▶ **Problem statement**:
Please return every line in the entries below with the word "this" in it.

Dataset rows describing interfaces
|---|

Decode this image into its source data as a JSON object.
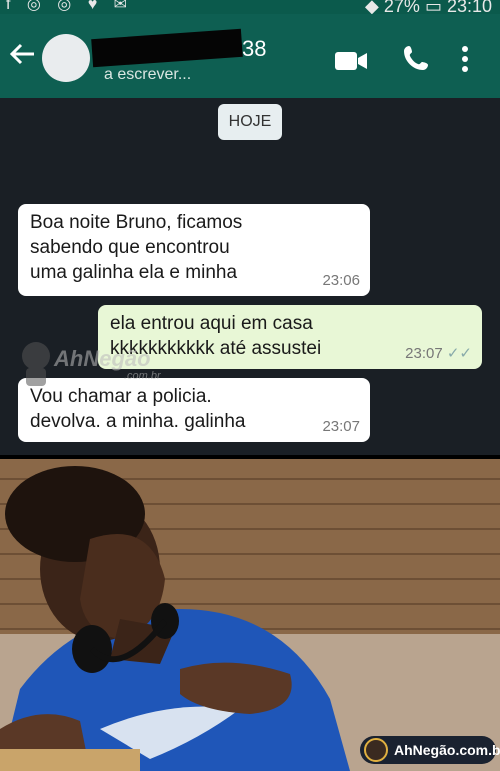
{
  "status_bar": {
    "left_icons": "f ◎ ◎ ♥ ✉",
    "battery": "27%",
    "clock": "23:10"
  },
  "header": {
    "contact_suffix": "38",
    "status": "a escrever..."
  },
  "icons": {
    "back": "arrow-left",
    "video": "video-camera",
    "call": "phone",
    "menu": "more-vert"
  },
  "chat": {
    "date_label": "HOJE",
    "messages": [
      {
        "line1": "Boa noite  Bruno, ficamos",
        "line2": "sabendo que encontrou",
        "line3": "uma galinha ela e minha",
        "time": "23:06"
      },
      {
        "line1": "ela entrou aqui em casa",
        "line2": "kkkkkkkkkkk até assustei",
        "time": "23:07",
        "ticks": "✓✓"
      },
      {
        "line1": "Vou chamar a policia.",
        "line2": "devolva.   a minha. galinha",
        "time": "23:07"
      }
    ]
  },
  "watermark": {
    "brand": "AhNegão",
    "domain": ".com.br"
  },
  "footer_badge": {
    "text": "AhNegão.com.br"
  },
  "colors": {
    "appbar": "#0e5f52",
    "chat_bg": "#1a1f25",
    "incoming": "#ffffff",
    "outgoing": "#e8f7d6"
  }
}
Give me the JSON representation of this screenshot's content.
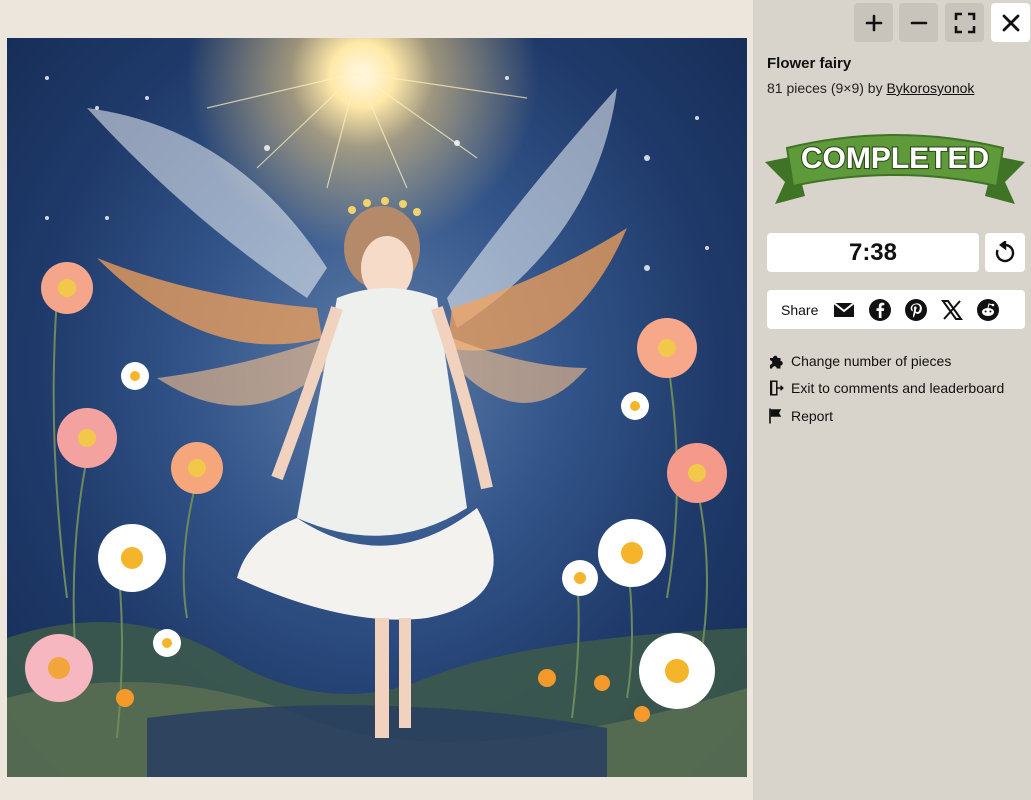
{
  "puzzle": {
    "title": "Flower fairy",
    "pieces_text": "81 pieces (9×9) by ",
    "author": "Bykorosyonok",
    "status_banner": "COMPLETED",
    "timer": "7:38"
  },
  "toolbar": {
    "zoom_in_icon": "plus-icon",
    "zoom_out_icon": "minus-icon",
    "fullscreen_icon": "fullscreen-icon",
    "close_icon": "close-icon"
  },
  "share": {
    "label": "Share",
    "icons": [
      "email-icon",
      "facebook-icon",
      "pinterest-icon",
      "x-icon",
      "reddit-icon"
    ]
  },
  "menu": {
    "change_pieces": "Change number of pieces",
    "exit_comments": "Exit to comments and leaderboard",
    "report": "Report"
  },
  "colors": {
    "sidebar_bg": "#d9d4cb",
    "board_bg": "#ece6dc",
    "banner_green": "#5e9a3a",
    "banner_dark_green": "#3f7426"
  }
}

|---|

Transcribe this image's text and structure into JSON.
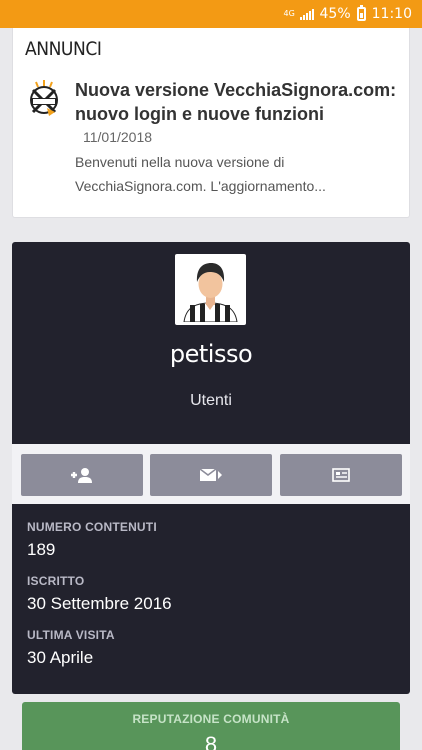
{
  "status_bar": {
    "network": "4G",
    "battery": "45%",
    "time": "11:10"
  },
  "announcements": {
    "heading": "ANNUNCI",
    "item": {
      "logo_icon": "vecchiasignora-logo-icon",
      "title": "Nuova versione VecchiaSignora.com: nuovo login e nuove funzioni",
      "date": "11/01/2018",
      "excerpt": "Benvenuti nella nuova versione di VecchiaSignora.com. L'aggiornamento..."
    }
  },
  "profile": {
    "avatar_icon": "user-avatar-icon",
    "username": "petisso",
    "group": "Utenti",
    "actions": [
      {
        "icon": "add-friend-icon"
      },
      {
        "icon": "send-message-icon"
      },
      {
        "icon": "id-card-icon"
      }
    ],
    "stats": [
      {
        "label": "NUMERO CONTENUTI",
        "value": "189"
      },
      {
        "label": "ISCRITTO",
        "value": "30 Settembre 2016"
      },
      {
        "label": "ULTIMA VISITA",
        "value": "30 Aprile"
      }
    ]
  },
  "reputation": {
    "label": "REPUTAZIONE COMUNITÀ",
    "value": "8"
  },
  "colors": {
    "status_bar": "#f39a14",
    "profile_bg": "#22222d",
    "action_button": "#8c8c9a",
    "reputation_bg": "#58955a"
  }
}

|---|

▶ **Task solution**:
Decode this image into its source data as a JSON object.
Give me the JSON representation of this screenshot's content.
Transcribe this image's text and structure into JSON.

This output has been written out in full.